▶ **Task item**
Please reproduce all of the data below exactly, leaving each picture out.

▶ **Supplied material**
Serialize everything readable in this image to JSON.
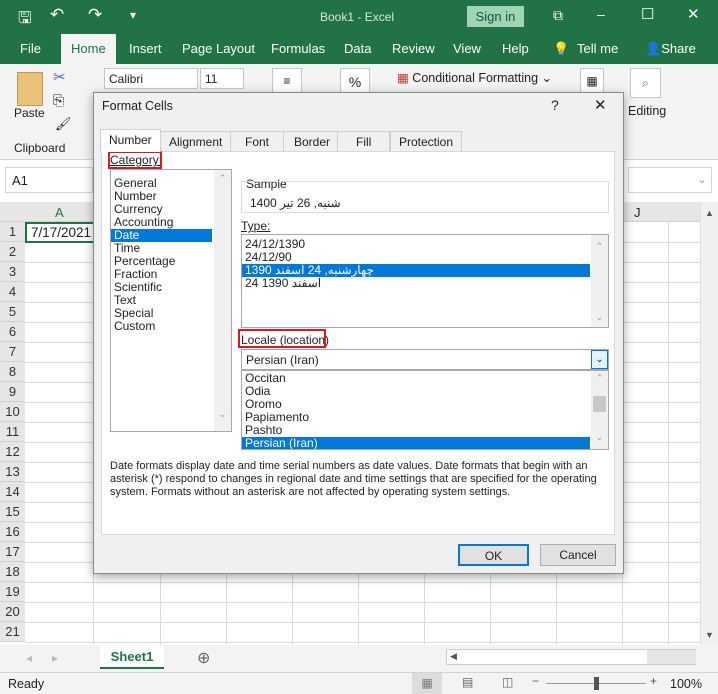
{
  "app": {
    "title": "Book1  -  Excel",
    "sign_in": "Sign in"
  },
  "ribbon_tabs": [
    "File",
    "Home",
    "Insert",
    "Page Layout",
    "Formulas",
    "Data",
    "Review",
    "View",
    "Help",
    "Tell me",
    "Share"
  ],
  "ribbon": {
    "paste": "Paste",
    "clipboard": "Clipboard",
    "font_name": "Calibri",
    "font_size": "11",
    "percent": "%",
    "conditional_formatting": "Conditional Formatting",
    "editing": "Editing"
  },
  "formula_bar": {
    "name_box": "A1"
  },
  "grid": {
    "col_a": "A",
    "col_j": "J",
    "cell_a1": "7/17/2021",
    "rows": [
      "1",
      "2",
      "3",
      "4",
      "5",
      "6",
      "7",
      "8",
      "9",
      "10",
      "11",
      "12",
      "13",
      "14",
      "15",
      "16",
      "17",
      "18",
      "19",
      "20",
      "21"
    ]
  },
  "dialog": {
    "title": "Format Cells",
    "help": "?",
    "close": "✕",
    "tabs": [
      "Number",
      "Alignment",
      "Font",
      "Border",
      "Fill",
      "Protection"
    ],
    "category_label": "Category:",
    "categories": [
      "General",
      "Number",
      "Currency",
      "Accounting",
      "Date",
      "Time",
      "Percentage",
      "Fraction",
      "Scientific",
      "Text",
      "Special",
      "Custom"
    ],
    "selected_category": "Date",
    "sample_label": "Sample",
    "sample_value": "شنبه, 26 تیر 1400",
    "type_label": "Type:",
    "types": [
      "24/12/1390",
      "24/12/90",
      "چهارشنبه, 24 اسفند 1390",
      "24 اسفند 1390"
    ],
    "selected_type": "چهارشنبه, 24 اسفند 1390",
    "locale_label": "Locale (location)",
    "locale_value": "Persian (Iran)",
    "locales": [
      "Occitan",
      "Odia",
      "Oromo",
      "Papiamento",
      "Pashto",
      "Persian (Iran)"
    ],
    "description": "Date formats display date and time serial numbers as date values.  Date formats that begin with an asterisk (*) respond to changes in regional date and time settings that are specified for the operating system. Formats without an asterisk are not affected by operating system settings.",
    "ok": "OK",
    "cancel": "Cancel"
  },
  "sheet": {
    "tab": "Sheet1"
  },
  "status": {
    "ready": "Ready",
    "zoom": "100%",
    "zoom_fraction": 0.5
  },
  "colors": {
    "excel_green": "#217346",
    "selection": "#0078d7",
    "highlight_box": "#d71920"
  }
}
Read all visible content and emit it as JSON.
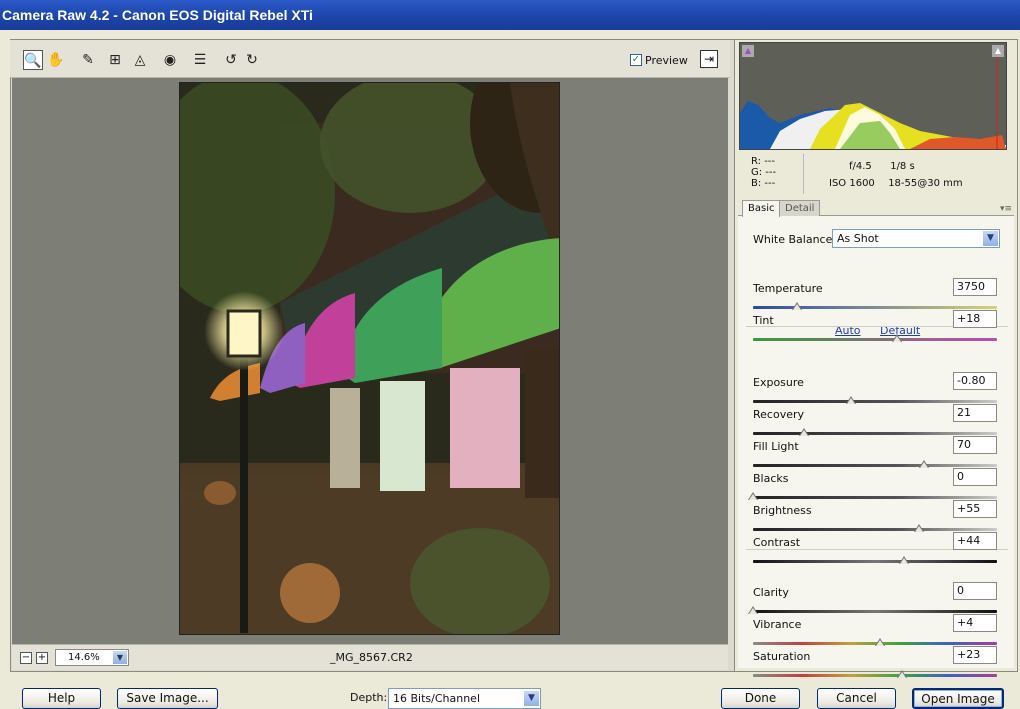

▶ **Answer for this exercise**
Serialize everything readable in this image to JSON.
{
  "app": {
    "title": "Book1  -  Excel",
    "sign_in": "Sign in"
  },
  "ribbon_tabs": [
    "File",
    "Home",
    "Insert",
    "Page Layout",
    "Formulas",
    "Data",
    "Review",
    "View",
    "Help",
    "Tell me",
    "Share"
  ],
  "ribbon": {
    "paste": "Paste",
    "clipboard": "Clipboard",
    "font_name": "Calibri",
    "font_size": "11",
    "percent": "%",
    "conditional_formatting": "Conditional Formatting",
    "editing": "Editing"
  },
  "formula_bar": {
    "name_box": "A1"
  },
  "grid": {
    "col_a": "A",
    "col_j": "J",
    "cell_a1": "7/17/2021",
    "rows": [
      "1",
      "2",
      "3",
      "4",
      "5",
      "6",
      "7",
      "8",
      "9",
      "10",
      "11",
      "12",
      "13",
      "14",
      "15",
      "16",
      "17",
      "18",
      "19",
      "20",
      "21"
    ]
  },
  "dialog": {
    "title": "Format Cells",
    "help": "?",
    "close": "✕",
    "tabs": [
      "Number",
      "Alignment",
      "Font",
      "Border",
      "Fill",
      "Protection"
    ],
    "category_label": "Category:",
    "categories": [
      "General",
      "Number",
      "Currency",
      "Accounting",
      "Date",
      "Time",
      "Percentage",
      "Fraction",
      "Scientific",
      "Text",
      "Special",
      "Custom"
    ],
    "selected_category": "Date",
    "sample_label": "Sample",
    "sample_value": "شنبه, 26 تیر 1400",
    "type_label": "Type:",
    "types": [
      "24/12/1390",
      "24/12/90",
      "چهارشنبه, 24 اسفند 1390",
      "24 اسفند 1390"
    ],
    "selected_type": "چهارشنبه, 24 اسفند 1390",
    "locale_label": "Locale (location)",
    "locale_value": "Persian (Iran)",
    "locales": [
      "Occitan",
      "Odia",
      "Oromo",
      "Papiamento",
      "Pashto",
      "Persian (Iran)"
    ],
    "description": "Date formats display date and time serial numbers as date values.  Date formats that begin with an asterisk (*) respond to changes in regional date and time settings that are specified for the operating system. Formats without an asterisk are not affected by operating system settings.",
    "ok": "OK",
    "cancel": "Cancel"
  },
  "sheet": {
    "tab": "Sheet1"
  },
  "status": {
    "ready": "Ready",
    "zoom": "100%",
    "zoom_fraction": 0.5
  },
  "colors": {
    "excel_green": "#217346",
    "selection": "#0078d7",
    "highlight_box": "#d71920"
  }
}
Read all visible content and emit it as JSON.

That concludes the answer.